A series of accounting scandals at Chinese companies has battered share prices in the United States, costing investors several billion dollars.
The SEC wants to see "work papers," or corporate documents used by auditors to prepare financial reports for nine Chinese companies suspected of fraud. Its complaint said Chinese affiliates of the "Big Four" accounting firms — Deloitte, Ernst & Young, KPMG and PricewaterhouseCoopers — and a fifth firm, BDO, failed to comply with orders to hand over the documents.
The accountants say Chinese national secrets laws bar the release of documents, but the SEC said firms "face serious consequences" if they conduct audits knowing they cannot comply with U.S. disclosure requirements.
The SEC complained that it had sent its Chinese counterpart, the China Securities Regulatory Commission, 21 requests for assistance in 16 investigations since 2009 and failed to receive any audit papers. It said negotiations aimed at establishing a framework for sharing information have made no progress.
Separately, the accounting oversight panel created by a 2002 anti-fraud law, says it is required to conduct regular inspections of Chinese auditors of companies with U.S.-traded stocks. Chinese authorities have resisted that.
Pressure from American regulators could accelerate a trend among some Chinese companies to buy back their U.S. shares and move to China's domestic exchanges or go private.
U.S.-traded Chinese companies saw share prices plunge following the 2008 global crisis, while economic growth at home, even after a recent decline, is still forecast at about 8 percent this year. Rising Chinese incomes are creating a bigger pool of money for investment.

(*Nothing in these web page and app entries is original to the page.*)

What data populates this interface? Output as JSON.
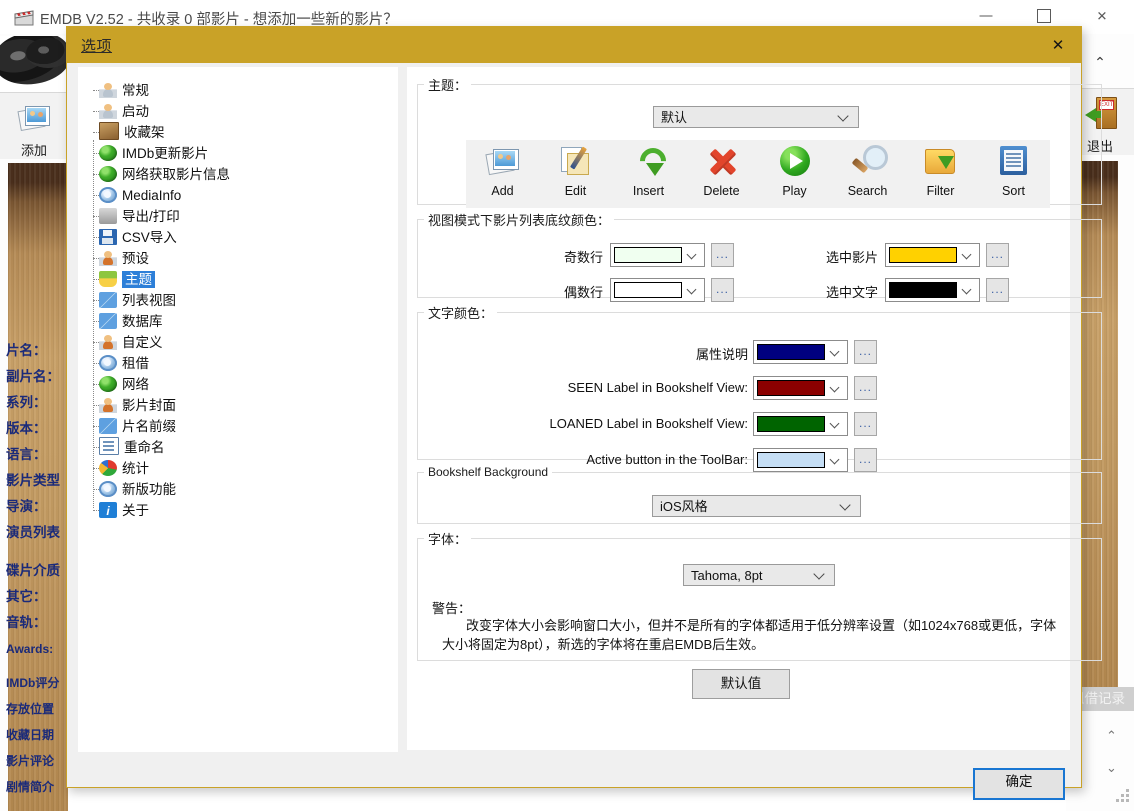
{
  "app": {
    "title": "EMDB V2.52 - 共收录 0 部影片 - 想添加一些新的影片？",
    "icon": "film-clapper-icon",
    "window_controls": {
      "minimize": "minimize-icon",
      "maximize": "maximize-icon",
      "close": "close-icon"
    },
    "left_toolbar": {
      "add_label": "添加",
      "add_icon": "add-photo-icon"
    },
    "right_toolbar": {
      "exit_label": "退出",
      "exit_icon": "exit-door-icon",
      "chevron": "chevron-up-icon"
    },
    "detail_labels": [
      "片名：",
      "副片名：",
      "系列：",
      "版本：",
      "语言：",
      "影片类型",
      "导演：",
      "演员列表",
      "碟片介质",
      "其它：",
      "音轨：",
      "Awards:",
      "IMDb评分",
      "存放位置",
      "收藏日期",
      "影片评论",
      "剧情简介"
    ],
    "loan_button": "租借记录"
  },
  "dialog": {
    "title": "选项",
    "close_icon": "close-icon",
    "ok_label": "确定",
    "defaults_label": "默认值"
  },
  "tree": {
    "items": [
      {
        "label": "常规",
        "icon": "person-icon",
        "selected": false
      },
      {
        "label": "启动",
        "icon": "person-icon",
        "selected": false
      },
      {
        "label": "收藏架",
        "icon": "bookshelf-icon",
        "selected": false
      },
      {
        "label": "IMDb更新影片",
        "icon": "globe-icon",
        "selected": false
      },
      {
        "label": "网络获取影片信息",
        "icon": "globe-icon",
        "selected": false
      },
      {
        "label": "MediaInfo",
        "icon": "gear-icon",
        "selected": false
      },
      {
        "label": "导出/打印",
        "icon": "printer-icon",
        "selected": false
      },
      {
        "label": "CSV导入",
        "icon": "disk-icon",
        "selected": false
      },
      {
        "label": "预设",
        "icon": "person-orange-icon",
        "selected": false
      },
      {
        "label": "主题",
        "icon": "theme-icon",
        "selected": true
      },
      {
        "label": "列表视图",
        "icon": "blue-tiles-icon",
        "selected": false
      },
      {
        "label": "数据库",
        "icon": "blue-tiles-icon",
        "selected": false
      },
      {
        "label": "自定义",
        "icon": "person-orange-icon",
        "selected": false
      },
      {
        "label": "租借",
        "icon": "gear-icon",
        "selected": false
      },
      {
        "label": "网络",
        "icon": "globe-icon",
        "selected": false
      },
      {
        "label": "影片封面",
        "icon": "person-orange-icon",
        "selected": false
      },
      {
        "label": "片名前缀",
        "icon": "blue-tiles-icon",
        "selected": false
      },
      {
        "label": "重命名",
        "icon": "rename-icon",
        "selected": false
      },
      {
        "label": "统计",
        "icon": "piechart-icon",
        "selected": false
      },
      {
        "label": "新版功能",
        "icon": "gear-icon",
        "selected": false
      },
      {
        "label": "关于",
        "icon": "info-icon",
        "selected": false
      }
    ]
  },
  "theme_section": {
    "legend": "主题：",
    "selected_theme": "默认",
    "toolbar_preview": [
      {
        "label": "Add",
        "icon": "add-photo-icon"
      },
      {
        "label": "Edit",
        "icon": "edit-pencil-icon"
      },
      {
        "label": "Insert",
        "icon": "insert-arrow-icon"
      },
      {
        "label": "Delete",
        "icon": "delete-x-icon"
      },
      {
        "label": "Play",
        "icon": "play-icon"
      },
      {
        "label": "Search",
        "icon": "magnifier-icon"
      },
      {
        "label": "Filter",
        "icon": "filter-folder-icon"
      },
      {
        "label": "Sort",
        "icon": "sort-table-icon"
      }
    ]
  },
  "row_colors_section": {
    "legend": "视图模式下影片列表底纹颜色：",
    "rows": [
      {
        "label": "奇数行",
        "color": "#F0FFF0",
        "more": "..."
      },
      {
        "label": "偶数行",
        "color": "#FFFFFF",
        "more": "..."
      },
      {
        "label": "选中影片",
        "color": "#FFD100",
        "more": "..."
      },
      {
        "label": "选中文字",
        "color": "#000000",
        "more": "..."
      }
    ]
  },
  "text_colors_section": {
    "legend": "文字颜色：",
    "rows": [
      {
        "label": "属性说明",
        "color": "#000080",
        "more": "..."
      },
      {
        "label": "SEEN Label in Bookshelf View:",
        "color": "#8B0000",
        "more": "..."
      },
      {
        "label": "LOANED Label in Bookshelf View:",
        "color": "#006400",
        "more": "..."
      },
      {
        "label": "Active button in the ToolBar:",
        "color": "#C5DEF5",
        "more": "..."
      }
    ]
  },
  "bookshelf_section": {
    "legend": "Bookshelf Background",
    "selected": "iOS风格"
  },
  "font_section": {
    "legend": "字体：",
    "selected_font": "Tahoma, 8pt",
    "warning_title": "警告：",
    "warning_body": "改变字体大小会影响窗口大小，但并不是所有的字体都适用于低分辨率设置（如1024x768或更低，字体大小将固定为8pt），新选的字体将在重启EMDB后生效。"
  },
  "colors": {
    "dialog_accent": "#C9A227",
    "tree_selection": "#2D7FD8",
    "ok_focus_border": "#1976D2",
    "field_label": "#1A2A7A"
  }
}
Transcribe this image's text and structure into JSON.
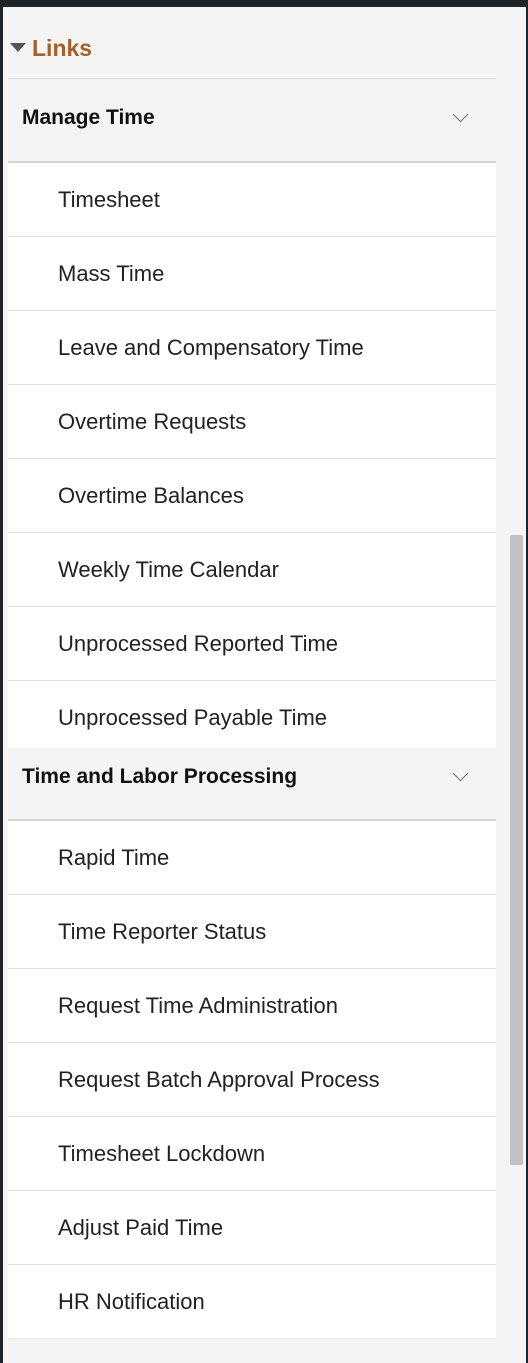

In the biggest delisting this year, Focus Media Holding Co. said in August its chairman and private equity firms would buy back its U.S. shares in a deal that valued the Shanghai-based advertising company at $3.5 billion. Company managers complained its U.S. share price was too low and failed to reflect the strength of its business.
Smaller companies also are pulling out of the United States, helped by financing from Chinese institutions that are flush with cash from the country's economic boom. A business magazine said the government's China Development Bank has lent $1 billion to companies this year to buy back U.S. shares and move their listings to domestic exchanges.
Beijing has made it easier for private companies to join China's two exchanges in Shanghai and the southern city of Shenzhen, though most listings still are for state enterprises. The Shenzhen exchange created a second board for small companies, imitating the U.S.-based Nasdaq market.
If Chinese companies leave American financial markets, "the only one that gets hurt is the U.S. exchanges that lose some business but gain credibility for having high standards," said Peking University's Gillis.
"And the accountants get rich, because if they move to Hong Kong, they have to be audited again," he said. "So perversely, the accountants are probably the biggest winners if this thing blows up."